Do you think that secondary schools have anything to learn from the primary sector?
Schools can always learn from other schools be it same phase or cross phase. There are no magic solutions but good implementation of good ideas works well. Schools face the challenge of using Information Technology to develop pupils’ digital literacy and their understanding of computer science. Primary schools find it much easier to work across the curriculum and link learning together through themes. Secondary schools may need to consider how ICT and Computing departments can introduce new skills in IT and how other departments could provide a context to use those skills. If this can be joined up and jointly assessed it could help schools meet some of the challenges of available time.
How important is it, in your opinion, to take a creative approach to teaching across the whole curriculum?
In ICT, as with all subjects, schools have had to balance teaching new skills with applying those skills to real world contexts. Teaching computing is no different. Using newly taught skills to solve real world problems is a fantastic way to test those skills and see if they are fully understood. A creative approach will mean these contexts can come from all aspects of the curriculum.

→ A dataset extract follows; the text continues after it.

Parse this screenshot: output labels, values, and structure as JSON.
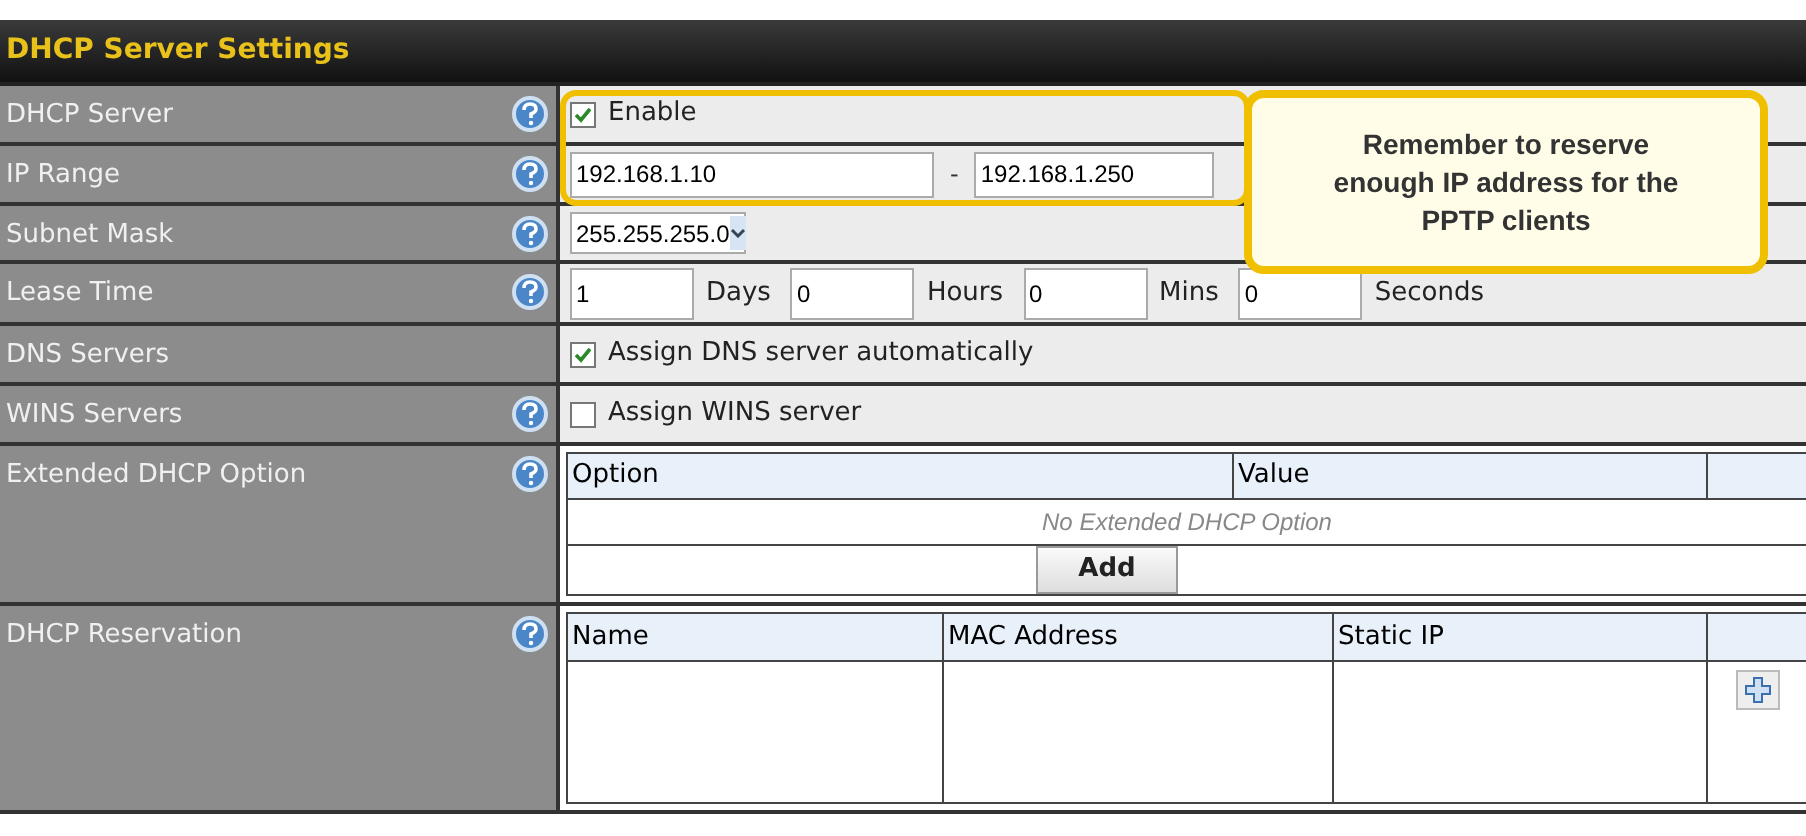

What’s the next big thing for computing in secondary schools?
With the new computing curriculum in mind we are very excited to introduce our new programming range. We have worked hard to provide a range of resources which are designed to make programming visually engaging and fun for the students whilst being user friendly. Amongst other developments we will provide everything a school needs for the Raspberry Pi model B and B+ … and whilst we don’t want to give too much away, we will be launching some Raspberry Pi controlled robots which will boast various sensors and can be controlled using Scratch or Python.
Andrew Bush – Is an experienced Senior Consultant for eLearning and ICT. With 10 years teaching experience and 14 years in an Advisory role, Andy really is at the heart of delivering educational technology across the Key Stages. He is up to date with developments in Ed tech, and offers a creative flair to applying learning and teaching within ICT and Computing skills. Andy is also a developer of Electronic learning resources for TTS.